ABOUT THIS TASK:
Are you able to retype all the records below exactly?

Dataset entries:
_ _ _

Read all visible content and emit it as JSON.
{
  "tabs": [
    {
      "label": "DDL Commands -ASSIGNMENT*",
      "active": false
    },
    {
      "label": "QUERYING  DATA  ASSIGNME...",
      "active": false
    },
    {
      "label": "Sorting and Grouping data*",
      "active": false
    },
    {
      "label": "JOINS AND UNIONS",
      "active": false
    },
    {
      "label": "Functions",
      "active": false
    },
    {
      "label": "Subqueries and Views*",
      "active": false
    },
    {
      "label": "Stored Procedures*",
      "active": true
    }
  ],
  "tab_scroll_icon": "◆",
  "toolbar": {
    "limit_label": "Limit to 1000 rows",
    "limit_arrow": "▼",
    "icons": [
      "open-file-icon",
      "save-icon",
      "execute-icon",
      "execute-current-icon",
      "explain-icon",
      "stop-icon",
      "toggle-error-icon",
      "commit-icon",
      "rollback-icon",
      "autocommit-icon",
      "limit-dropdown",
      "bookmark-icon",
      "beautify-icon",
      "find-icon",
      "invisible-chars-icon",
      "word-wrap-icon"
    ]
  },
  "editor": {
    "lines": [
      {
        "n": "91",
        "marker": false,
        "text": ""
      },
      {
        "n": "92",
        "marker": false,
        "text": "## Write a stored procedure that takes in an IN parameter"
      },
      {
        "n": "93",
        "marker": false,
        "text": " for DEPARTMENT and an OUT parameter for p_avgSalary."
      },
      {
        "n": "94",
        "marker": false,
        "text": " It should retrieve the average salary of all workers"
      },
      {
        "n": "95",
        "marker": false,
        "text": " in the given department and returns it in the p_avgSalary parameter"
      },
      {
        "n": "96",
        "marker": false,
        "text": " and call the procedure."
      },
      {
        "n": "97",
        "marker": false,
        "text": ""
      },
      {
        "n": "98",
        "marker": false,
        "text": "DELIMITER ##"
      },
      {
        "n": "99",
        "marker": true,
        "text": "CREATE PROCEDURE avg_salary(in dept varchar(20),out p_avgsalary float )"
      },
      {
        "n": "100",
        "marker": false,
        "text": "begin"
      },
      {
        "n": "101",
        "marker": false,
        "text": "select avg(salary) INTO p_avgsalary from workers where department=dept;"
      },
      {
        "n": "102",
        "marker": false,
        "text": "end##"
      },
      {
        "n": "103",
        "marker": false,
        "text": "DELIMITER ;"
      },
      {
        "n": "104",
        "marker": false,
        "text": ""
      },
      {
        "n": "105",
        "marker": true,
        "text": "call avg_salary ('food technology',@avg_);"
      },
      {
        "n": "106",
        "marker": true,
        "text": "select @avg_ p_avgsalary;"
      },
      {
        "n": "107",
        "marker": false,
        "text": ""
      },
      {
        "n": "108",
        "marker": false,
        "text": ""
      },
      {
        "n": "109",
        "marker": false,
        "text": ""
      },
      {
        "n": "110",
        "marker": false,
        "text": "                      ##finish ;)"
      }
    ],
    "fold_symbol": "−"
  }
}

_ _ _

RESPONSE BELOW:
Read all visible content and emit it as JSON.
{
  "tabs": [
    {
      "label": "DDL Commands -ASSIGNMENT*",
      "active": false
    },
    {
      "label": "QUERYING  DATA  ASSIGNME...",
      "active": false
    },
    {
      "label": "Sorting and Grouping data*",
      "active": false
    },
    {
      "label": "JOINS AND UNIONS",
      "active": false
    },
    {
      "label": "Functions",
      "active": false
    },
    {
      "label": "Subqueries and Views*",
      "active": false
    },
    {
      "label": "Stored Procedures*",
      "active": true
    }
  ],
  "tab_scroll_icon": "◆",
  "toolbar": {
    "limit_label": "Limit to 1000 rows",
    "limit_arrow": "▼",
    "icons": [
      "open-file-icon",
      "save-icon",
      "execute-icon",
      "execute-current-icon",
      "explain-icon",
      "stop-icon",
      "toggle-error-icon",
      "commit-icon",
      "rollback-icon",
      "autocommit-icon",
      "limit-dropdown",
      "bookmark-icon",
      "beautify-icon",
      "find-icon",
      "invisible-chars-icon",
      "word-wrap-icon"
    ]
  },
  "editor": {
    "lines": [
      {
        "n": "91",
        "marker": false,
        "text": ""
      },
      {
        "n": "92",
        "marker": false,
        "text": "## Write a stored procedure that takes in an IN parameter"
      },
      {
        "n": "93",
        "marker": false,
        "text": " for DEPARTMENT and an OUT parameter for p_avgSalary."
      },
      {
        "n": "94",
        "marker": false,
        "text": " It should retrieve the average salary of all workers"
      },
      {
        "n": "95",
        "marker": false,
        "text": " in the given department and returns it in the p_avgSalary parameter"
      },
      {
        "n": "96",
        "marker": false,
        "text": " and call the procedure."
      },
      {
        "n": "97",
        "marker": false,
        "text": ""
      },
      {
        "n": "98",
        "marker": false,
        "text": "DELIMITER ##"
      },
      {
        "n": "99",
        "marker": true,
        "text": "CREATE PROCEDURE avg_salary(in dept varchar(20),out p_avgsalary float )"
      },
      {
        "n": "100",
        "marker": false,
        "text": "begin"
      },
      {
        "n": "101",
        "marker": false,
        "text": "select avg(salary) INTO p_avgsalary from workers where department=dept;"
      },
      {
        "n": "102",
        "marker": false,
        "text": "end##"
      },
      {
        "n": "103",
        "marker": false,
        "text": "DELIMITER ;"
      },
      {
        "n": "104",
        "marker": false,
        "text": ""
      },
      {
        "n": "105",
        "marker": true,
        "text": "call avg_salary ('food technology',@avg_);"
      },
      {
        "n": "106",
        "marker": true,
        "text": "select @avg_ p_avgsalary;"
      },
      {
        "n": "107",
        "marker": false,
        "text": ""
      },
      {
        "n": "108",
        "marker": false,
        "text": ""
      },
      {
        "n": "109",
        "marker": false,
        "text": ""
      },
      {
        "n": "110",
        "marker": false,
        "text": "                      ##finish ;)"
      }
    ],
    "fold_symbol": "−"
  }
}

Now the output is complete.